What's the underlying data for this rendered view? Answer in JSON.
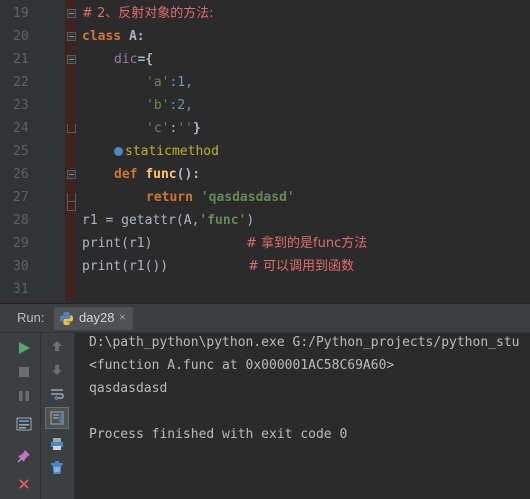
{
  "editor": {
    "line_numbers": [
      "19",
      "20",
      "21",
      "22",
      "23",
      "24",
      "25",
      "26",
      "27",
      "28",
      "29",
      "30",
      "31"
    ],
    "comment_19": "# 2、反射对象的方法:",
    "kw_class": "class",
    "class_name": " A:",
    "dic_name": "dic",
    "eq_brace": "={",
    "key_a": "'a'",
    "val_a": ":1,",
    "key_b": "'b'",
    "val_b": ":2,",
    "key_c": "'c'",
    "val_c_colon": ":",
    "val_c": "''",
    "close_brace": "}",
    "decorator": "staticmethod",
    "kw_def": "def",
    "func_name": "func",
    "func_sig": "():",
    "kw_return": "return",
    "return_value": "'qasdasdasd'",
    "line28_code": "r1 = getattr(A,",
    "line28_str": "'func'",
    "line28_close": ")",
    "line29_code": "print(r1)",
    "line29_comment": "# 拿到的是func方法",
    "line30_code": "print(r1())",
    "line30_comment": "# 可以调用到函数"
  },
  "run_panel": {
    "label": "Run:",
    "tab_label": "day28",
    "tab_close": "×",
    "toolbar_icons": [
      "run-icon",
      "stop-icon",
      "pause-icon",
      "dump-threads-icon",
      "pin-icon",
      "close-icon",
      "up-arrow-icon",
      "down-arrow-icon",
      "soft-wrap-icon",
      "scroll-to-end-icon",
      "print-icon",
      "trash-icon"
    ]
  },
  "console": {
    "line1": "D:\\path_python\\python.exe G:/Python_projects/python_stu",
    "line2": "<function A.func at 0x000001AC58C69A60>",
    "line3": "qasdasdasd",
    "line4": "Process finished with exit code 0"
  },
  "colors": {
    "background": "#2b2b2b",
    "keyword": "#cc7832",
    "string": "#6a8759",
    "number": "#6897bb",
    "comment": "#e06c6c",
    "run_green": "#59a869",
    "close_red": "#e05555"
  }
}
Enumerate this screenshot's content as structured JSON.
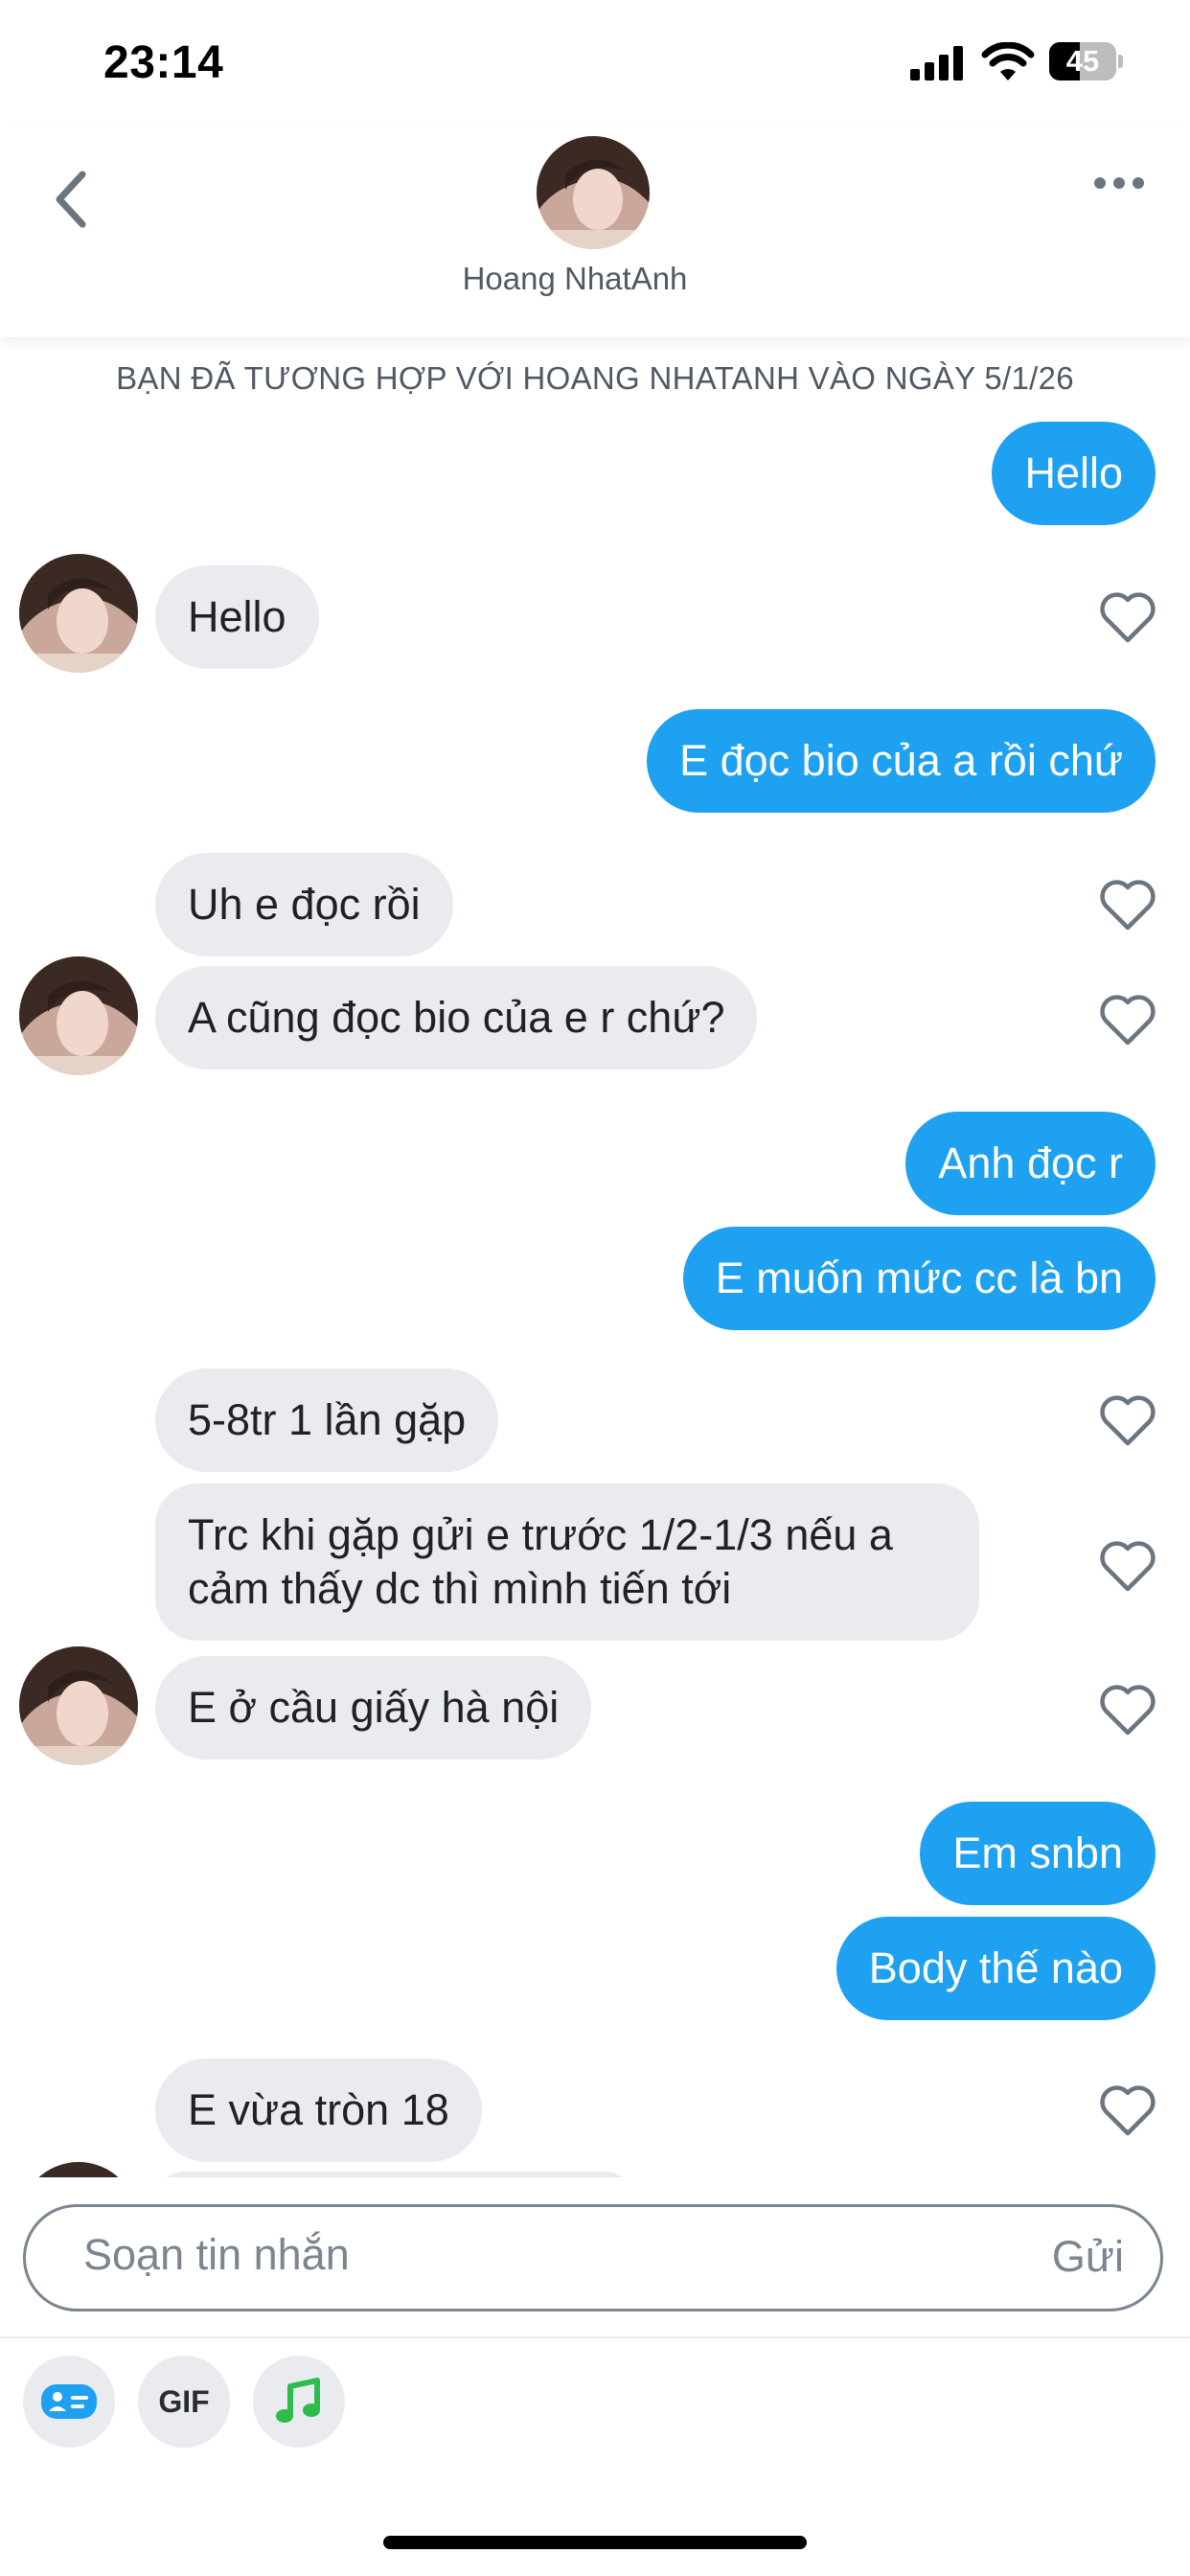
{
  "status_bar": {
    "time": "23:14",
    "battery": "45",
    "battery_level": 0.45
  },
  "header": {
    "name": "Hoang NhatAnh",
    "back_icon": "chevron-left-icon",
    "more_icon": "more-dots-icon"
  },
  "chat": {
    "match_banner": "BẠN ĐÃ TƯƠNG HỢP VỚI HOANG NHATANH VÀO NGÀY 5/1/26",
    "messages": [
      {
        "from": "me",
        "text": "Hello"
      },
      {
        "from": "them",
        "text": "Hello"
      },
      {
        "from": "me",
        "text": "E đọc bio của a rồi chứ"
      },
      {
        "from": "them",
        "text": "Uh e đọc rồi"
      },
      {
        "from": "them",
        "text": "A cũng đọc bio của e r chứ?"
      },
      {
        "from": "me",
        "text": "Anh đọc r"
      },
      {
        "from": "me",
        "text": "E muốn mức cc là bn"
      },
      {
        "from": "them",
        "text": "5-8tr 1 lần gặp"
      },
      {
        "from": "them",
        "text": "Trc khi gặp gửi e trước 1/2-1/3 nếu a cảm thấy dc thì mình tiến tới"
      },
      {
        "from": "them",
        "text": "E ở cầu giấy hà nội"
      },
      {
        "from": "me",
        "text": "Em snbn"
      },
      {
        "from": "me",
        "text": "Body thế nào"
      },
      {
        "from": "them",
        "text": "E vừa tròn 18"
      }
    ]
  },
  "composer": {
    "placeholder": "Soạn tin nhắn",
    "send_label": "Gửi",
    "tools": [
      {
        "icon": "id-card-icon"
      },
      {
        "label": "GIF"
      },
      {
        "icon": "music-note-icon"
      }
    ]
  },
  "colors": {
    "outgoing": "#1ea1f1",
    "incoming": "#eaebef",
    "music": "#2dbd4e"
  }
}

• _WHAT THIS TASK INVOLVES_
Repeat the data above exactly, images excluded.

• _ANSWER TO THIS EXERCISE_
What's the underlying data for this rendered view? Answer in JSON.
{
  "editor": {
    "line_numbers": [
      "19",
      "20",
      "21",
      "22",
      "23",
      "24",
      "25",
      "26",
      "27",
      "28",
      "29",
      "30",
      "31"
    ],
    "comment_19": "# 2、反射对象的方法:",
    "kw_class": "class",
    "class_name": " A:",
    "dic_name": "dic",
    "eq_brace": "={",
    "key_a": "'a'",
    "val_a": ":1,",
    "key_b": "'b'",
    "val_b": ":2,",
    "key_c": "'c'",
    "val_c_colon": ":",
    "val_c": "''",
    "close_brace": "}",
    "decorator": "staticmethod",
    "kw_def": "def",
    "func_name": "func",
    "func_sig": "():",
    "kw_return": "return",
    "return_value": "'qasdasdasd'",
    "line28_code": "r1 = getattr(A,",
    "line28_str": "'func'",
    "line28_close": ")",
    "line29_code": "print(r1)",
    "line29_comment": "# 拿到的是func方法",
    "line30_code": "print(r1())",
    "line30_comment": "# 可以调用到函数"
  },
  "run_panel": {
    "label": "Run:",
    "tab_label": "day28",
    "tab_close": "×",
    "toolbar_icons": [
      "run-icon",
      "stop-icon",
      "pause-icon",
      "dump-threads-icon",
      "pin-icon",
      "close-icon",
      "up-arrow-icon",
      "down-arrow-icon",
      "soft-wrap-icon",
      "scroll-to-end-icon",
      "print-icon",
      "trash-icon"
    ]
  },
  "console": {
    "line1": "D:\\path_python\\python.exe G:/Python_projects/python_stu",
    "line2": "<function A.func at 0x000001AC58C69A60>",
    "line3": "qasdasdasd",
    "line4": "Process finished with exit code 0"
  },
  "colors": {
    "background": "#2b2b2b",
    "keyword": "#cc7832",
    "string": "#6a8759",
    "number": "#6897bb",
    "comment": "#e06c6c",
    "run_green": "#59a869",
    "close_red": "#e05555"
  }
}
Enumerate this screenshot's content as structured JSON.
{
  "status_bar": {
    "time": "23:14",
    "battery": "45",
    "battery_level": 0.45
  },
  "header": {
    "name": "Hoang NhatAnh",
    "back_icon": "chevron-left-icon",
    "more_icon": "more-dots-icon"
  },
  "chat": {
    "match_banner": "BẠN ĐÃ TƯƠNG HỢP VỚI HOANG NHATANH VÀO NGÀY 5/1/26",
    "messages": [
      {
        "from": "me",
        "text": "Hello"
      },
      {
        "from": "them",
        "text": "Hello"
      },
      {
        "from": "me",
        "text": "E đọc bio của a rồi chứ"
      },
      {
        "from": "them",
        "text": "Uh e đọc rồi"
      },
      {
        "from": "them",
        "text": "A cũng đọc bio của e r chứ?"
      },
      {
        "from": "me",
        "text": "Anh đọc r"
      },
      {
        "from": "me",
        "text": "E muốn mức cc là bn"
      },
      {
        "from": "them",
        "text": "5-8tr 1 lần gặp"
      },
      {
        "from": "them",
        "text": "Trc khi gặp gửi e trước 1/2-1/3 nếu a cảm thấy dc thì mình tiến tới"
      },
      {
        "from": "them",
        "text": "E ở cầu giấy hà nội"
      },
      {
        "from": "me",
        "text": "Em snbn"
      },
      {
        "from": "me",
        "text": "Body thế nào"
      },
      {
        "from": "them",
        "text": "E vừa tròn 18"
      }
    ]
  },
  "composer": {
    "placeholder": "Soạn tin nhắn",
    "send_label": "Gửi",
    "tools": [
      {
        "icon": "id-card-icon"
      },
      {
        "label": "GIF"
      },
      {
        "icon": "music-note-icon"
      }
    ]
  },
  "colors": {
    "outgoing": "#1ea1f1",
    "incoming": "#eaebef",
    "music": "#2dbd4e"
  }
}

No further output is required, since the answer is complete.